In a brand new interview with Mistress Carrie of the Worcester/Boston, Massachusetts radio station WAAF, Alice Cooper spoke about how the recent deaths of Chester Bennington and Chris Cornell are putting much-needed focus on the devastating consequences of mental illness.
“It is really weird what’s going on right now. First of all, Chris Cornell was one of the most positive people I’d ever met in my life. He had everything going for him on every level. Same with Bennington; same with Chester. I mean, I knew both of these guys pretty well.
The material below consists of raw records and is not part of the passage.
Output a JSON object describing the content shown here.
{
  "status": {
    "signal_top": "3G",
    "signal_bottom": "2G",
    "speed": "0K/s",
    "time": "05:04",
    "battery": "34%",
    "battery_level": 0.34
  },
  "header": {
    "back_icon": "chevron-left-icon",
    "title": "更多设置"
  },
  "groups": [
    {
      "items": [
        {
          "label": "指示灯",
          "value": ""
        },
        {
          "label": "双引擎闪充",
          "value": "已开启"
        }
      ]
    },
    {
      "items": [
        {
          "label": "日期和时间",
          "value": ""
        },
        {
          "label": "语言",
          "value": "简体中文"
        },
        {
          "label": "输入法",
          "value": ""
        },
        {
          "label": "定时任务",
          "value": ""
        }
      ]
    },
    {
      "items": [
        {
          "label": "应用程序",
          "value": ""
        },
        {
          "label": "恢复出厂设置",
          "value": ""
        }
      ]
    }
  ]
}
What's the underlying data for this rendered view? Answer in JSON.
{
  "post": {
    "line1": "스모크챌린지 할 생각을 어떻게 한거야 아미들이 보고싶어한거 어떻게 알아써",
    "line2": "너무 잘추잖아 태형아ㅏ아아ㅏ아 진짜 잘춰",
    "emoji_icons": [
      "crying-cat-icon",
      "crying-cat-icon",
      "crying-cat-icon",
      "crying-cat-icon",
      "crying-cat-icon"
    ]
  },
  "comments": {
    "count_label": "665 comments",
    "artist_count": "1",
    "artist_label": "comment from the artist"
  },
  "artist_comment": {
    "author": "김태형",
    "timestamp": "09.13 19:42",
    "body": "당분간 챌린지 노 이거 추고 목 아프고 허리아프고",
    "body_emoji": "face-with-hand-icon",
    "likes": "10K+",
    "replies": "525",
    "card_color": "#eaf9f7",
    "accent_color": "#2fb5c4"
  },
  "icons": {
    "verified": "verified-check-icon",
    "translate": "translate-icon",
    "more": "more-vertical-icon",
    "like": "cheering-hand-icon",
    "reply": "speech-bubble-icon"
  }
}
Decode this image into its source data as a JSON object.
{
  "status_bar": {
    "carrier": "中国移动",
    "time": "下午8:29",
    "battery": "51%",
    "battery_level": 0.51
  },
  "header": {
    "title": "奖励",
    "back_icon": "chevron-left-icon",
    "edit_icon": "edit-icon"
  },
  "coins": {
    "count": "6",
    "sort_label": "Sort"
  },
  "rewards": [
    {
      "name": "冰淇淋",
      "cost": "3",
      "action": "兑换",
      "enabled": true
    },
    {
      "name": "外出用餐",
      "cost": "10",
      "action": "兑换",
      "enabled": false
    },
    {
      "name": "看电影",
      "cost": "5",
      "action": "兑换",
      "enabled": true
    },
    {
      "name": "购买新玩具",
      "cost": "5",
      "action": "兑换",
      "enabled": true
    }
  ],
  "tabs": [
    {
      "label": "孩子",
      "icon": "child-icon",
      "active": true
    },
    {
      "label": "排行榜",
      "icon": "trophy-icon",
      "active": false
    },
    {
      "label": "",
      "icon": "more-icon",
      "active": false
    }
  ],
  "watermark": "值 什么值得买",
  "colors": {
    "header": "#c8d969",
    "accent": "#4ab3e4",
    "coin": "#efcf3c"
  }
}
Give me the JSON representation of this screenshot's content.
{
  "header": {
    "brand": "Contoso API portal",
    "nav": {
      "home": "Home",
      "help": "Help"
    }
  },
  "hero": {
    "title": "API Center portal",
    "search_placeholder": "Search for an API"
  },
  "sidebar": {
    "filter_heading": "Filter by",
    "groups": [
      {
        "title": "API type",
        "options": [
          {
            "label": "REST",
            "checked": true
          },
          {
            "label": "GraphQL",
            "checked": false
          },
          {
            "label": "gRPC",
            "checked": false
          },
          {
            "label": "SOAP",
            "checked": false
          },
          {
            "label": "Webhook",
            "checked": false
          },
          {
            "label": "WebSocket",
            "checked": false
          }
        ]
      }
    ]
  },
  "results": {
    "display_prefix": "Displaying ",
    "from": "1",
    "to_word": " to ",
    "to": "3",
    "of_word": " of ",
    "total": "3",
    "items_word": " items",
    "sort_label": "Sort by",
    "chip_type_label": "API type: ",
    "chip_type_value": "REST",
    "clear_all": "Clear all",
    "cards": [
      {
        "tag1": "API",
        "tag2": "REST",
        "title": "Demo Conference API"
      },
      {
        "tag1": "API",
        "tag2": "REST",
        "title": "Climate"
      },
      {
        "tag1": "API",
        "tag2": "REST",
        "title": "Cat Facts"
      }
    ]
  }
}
And they were not heavy drug guys, they were not wild, crazy, insane Keith Moon types; they were really solid, solid, solid and the last people I would ever guess to commit suicide. So I have no idea what’s going on with all of this.”
When Mistress Carrie suggested to Cooper that clues about what Chester was going through were there in the songs, and especially the lyrics, through which Bennington was able to confront his demons, Alice said:
“That would have been true, I think, especially with Jim Morrison [of THE DOORS]. Jim Morrison… When I knew Jim, all he ever wrote about was what was on the other side. Or ‘The End’, ‘Break On Through [To The Other Side]’… I mean, all these songs had all this death involved in it. But if you look at Chris Cornell, ‘Black Hole Sun’ and all this stuff they did, these guys were really positive guys. I know that a lot of the lyrics were dark because of the area the music is in, but knowing these guys, they’re nothing like that.”
Asked if he believes that a certain amount of pain is required in order to create great art, Cooper said:
“I think that people think that and I think that you feel that you have to be the tortured artist. I have never felt that. I came up against a battle with alcohol and drugs and I turned it to a different thing — I became Christian — and it took care of the whole thing. I haven’t had a drink in thirty-seven years, and I’ve never been happier in my life. Other people go, ‘Well, I’ll meditate,’ or, ‘I’ll do yoga,’ or ‘I’ll do this or that.’ I don’t know. For me, it was turning to my faith and believing it’s something bigger than me, and it worked. So that’s all I can go by. But I was drinking a bottle of whisky a day, I was throwing up blood in the morning, and I was about ready to go until I really got hold of myself and decided what was important.”